Decrying what he termed lack of transparency in the Nigerian government’s handling of the funds, Mayoraz said the Swiss government insisted on the involvement of the World Bank in the management of the $322.5m to ensure that money was spent to alleviate the sufferings of the poor.
“Unfortunately, some of the assets that were returned, there was not so much transparency in it. So, we have to introduce the World Bank to get involved in this so that this particular one can be used by the Nigerian government with the monitoring of the World Bank”, he said.
In her contribution, the Special Assistant to the President on Justice Reform, Mrs. Juliet Ibebaku-Nwagwu, said the administration of President Muhammadu Buhari has done a lot to engender the confidence of the Swiss government and other partners that the recovered assets would be deployed judiciously and transparently in line with the agreements reached.
She said the money would be deployed to service the Social Investment Scheme which is also an existing World Bank project.
“Let me just say this, we just want our money back. By this administration’s commitment to open government partnership, we want the people to be involved in the monitoring of the stolen assets that were returned. We also came up with the open budget process so that Nigerians would know every budget details and they can be checked online too.
“We also want our procurement system to be more transparent than it was in the past so that any concerned persons can know who is getting what. In addition to this is the introduction of the Single Treasury Account and the Ease of Doing Business policy. It is part of the openness of this administration to constructive engagements that we have a line item called Revenue from Asset Recovery in the budget of 2017 and 2018”, she said.
According to the Executive Director of African Network for Environment and Economic Justice, Mr. David Ugolor, there was a need to monitor the deployment of all recovered assets to “ensure that they are properly used for what they are meant for in Nigeria.”

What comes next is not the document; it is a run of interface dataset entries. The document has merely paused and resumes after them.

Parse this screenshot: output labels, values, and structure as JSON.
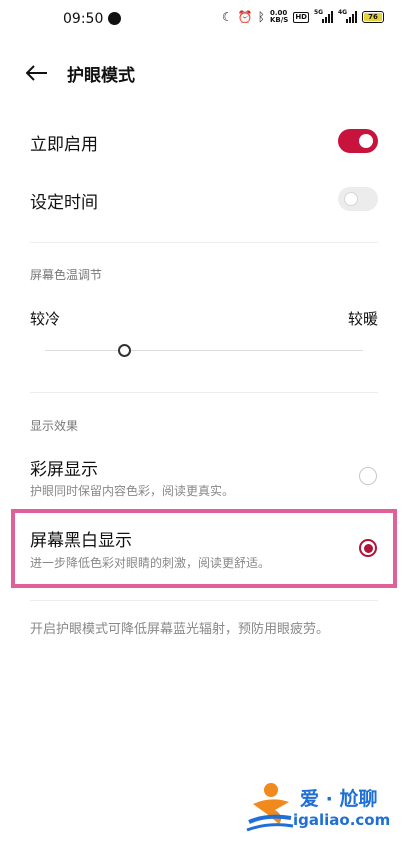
{
  "status_bar": {
    "time": "09:50",
    "net_speed_value": "0.00",
    "net_speed_unit": "KB/S",
    "hd_label": "HD",
    "sim1_gen": "5G",
    "sim2_gen": "4G",
    "battery_level": "76"
  },
  "header": {
    "title": "护眼模式"
  },
  "settings": {
    "enable_label": "立即启用",
    "enable_on": true,
    "schedule_label": "设定时间",
    "schedule_on": false
  },
  "color_temp": {
    "section_title": "屏幕色温调节",
    "cool_label": "较冷",
    "warm_label": "较暖",
    "slider_fraction": 0.25
  },
  "display_effect": {
    "section_title": "显示效果",
    "options": [
      {
        "title": "彩屏显示",
        "desc": "护眼同时保留内容色彩，阅读更真实。",
        "selected": false
      },
      {
        "title": "屏幕黑白显示",
        "desc": "进一步降低色彩对眼睛的刺激，阅读更舒适。",
        "selected": true
      }
    ]
  },
  "footer_note": "开启护眼模式可降低屏幕蓝光辐射，预防用眼疲劳。",
  "watermark": {
    "text": "爱 · 尬聊",
    "url": "igaliao.com"
  },
  "colors": {
    "accent": "#c8143c",
    "highlight": "#e0609a",
    "watermark_blue": "#1f6fd6"
  }
}
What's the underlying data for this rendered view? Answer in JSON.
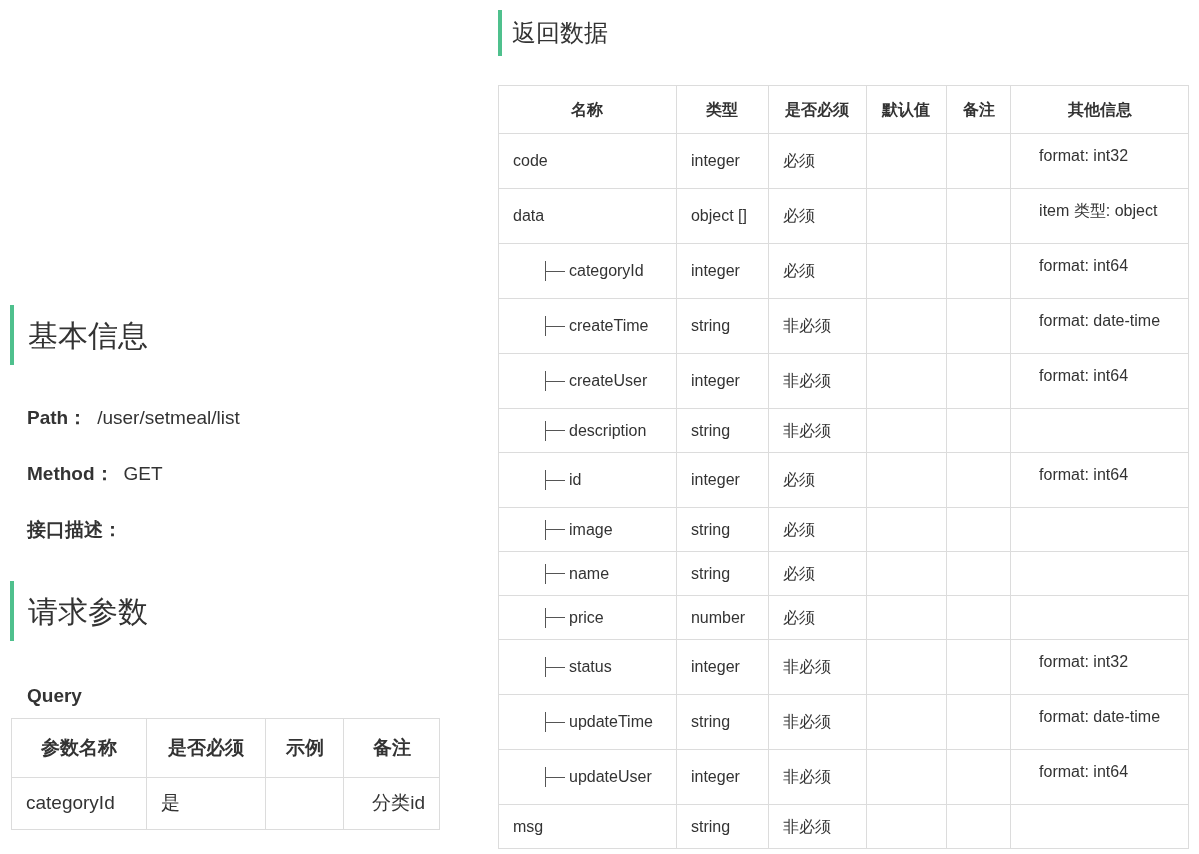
{
  "basic_info": {
    "heading": "基本信息",
    "fields": [
      {
        "label": "Path：",
        "value": "/user/setmeal/list"
      },
      {
        "label": "Method：",
        "value": "GET"
      },
      {
        "label": "接口描述："
      }
    ]
  },
  "request_params": {
    "heading": "请求参数",
    "query_title": "Query",
    "table": {
      "columns": [
        "参数名称",
        "是否必须",
        "示例",
        "备注"
      ],
      "rows": [
        [
          "categoryId",
          "是",
          "",
          "分类id"
        ]
      ]
    }
  },
  "response": {
    "heading": "返回数据",
    "table": {
      "columns": [
        "名称",
        "类型",
        "是否必须",
        "默认值",
        "备注",
        "其他信息"
      ],
      "rows": [
        {
          "name": "code",
          "type": "integer",
          "required": "必须",
          "info": "format: int32"
        },
        {
          "name": "data",
          "type": "object []",
          "required": "必须",
          "info": "item 类型: object",
          "children": [
            {
              "name": "categoryId",
              "type": "integer",
              "required": "必须",
              "info": "format: int64"
            },
            {
              "name": "createTime",
              "type": "string",
              "required": "非必须",
              "info": "format: date-time"
            },
            {
              "name": "createUser",
              "type": "integer",
              "required": "非必须",
              "info": "format: int64"
            },
            {
              "name": "description",
              "type": "string",
              "required": "非必须"
            },
            {
              "name": "id",
              "type": "integer",
              "required": "必须",
              "info": "format: int64"
            },
            {
              "name": "image",
              "type": "string",
              "required": "必须"
            },
            {
              "name": "name",
              "type": "string",
              "required": "必须"
            },
            {
              "name": "price",
              "type": "number",
              "required": "必须"
            },
            {
              "name": "status",
              "type": "integer",
              "required": "非必须",
              "info": "format: int32"
            },
            {
              "name": "updateTime",
              "type": "string",
              "required": "非必须",
              "info": "format: date-time"
            },
            {
              "name": "updateUser",
              "type": "integer",
              "required": "非必须",
              "info": "format: int64"
            }
          ]
        },
        {
          "name": "msg",
          "type": "string",
          "required": "非必须"
        }
      ]
    }
  }
}
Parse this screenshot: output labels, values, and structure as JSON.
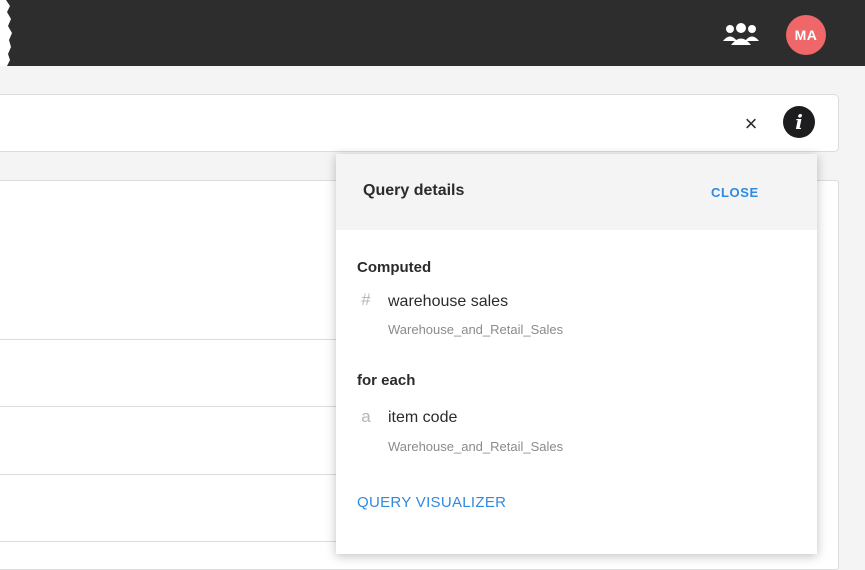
{
  "header": {
    "users_icon": "users-group-icon",
    "avatar_initials": "MA",
    "avatar_color": "#f0676a",
    "bar_color": "#2d2d2e"
  },
  "search": {
    "clear_icon": "close-icon",
    "clear_glyph": "×",
    "info_icon": "info-icon",
    "info_glyph": "i"
  },
  "query_panel": {
    "title": "Query details",
    "close_label": "CLOSE",
    "sections": [
      {
        "title": "Computed",
        "columns": [
          {
            "type_icon": "#",
            "name": "warehouse sales",
            "source": "Warehouse_and_Retail_Sales"
          }
        ]
      },
      {
        "title": "for each",
        "columns": [
          {
            "type_icon": "a",
            "name": "item code",
            "source": "Warehouse_and_Retail_Sales"
          }
        ]
      }
    ],
    "visualizer_label": "QUERY VISUALIZER",
    "accent_color": "#2f8ae0"
  }
}
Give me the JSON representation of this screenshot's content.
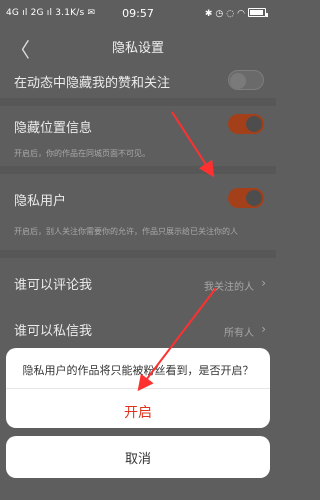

He said the civil society organisations would not relent in their efforts to compel the government to operate within the bounds of the agreements signed with the countries that repatriated the funds.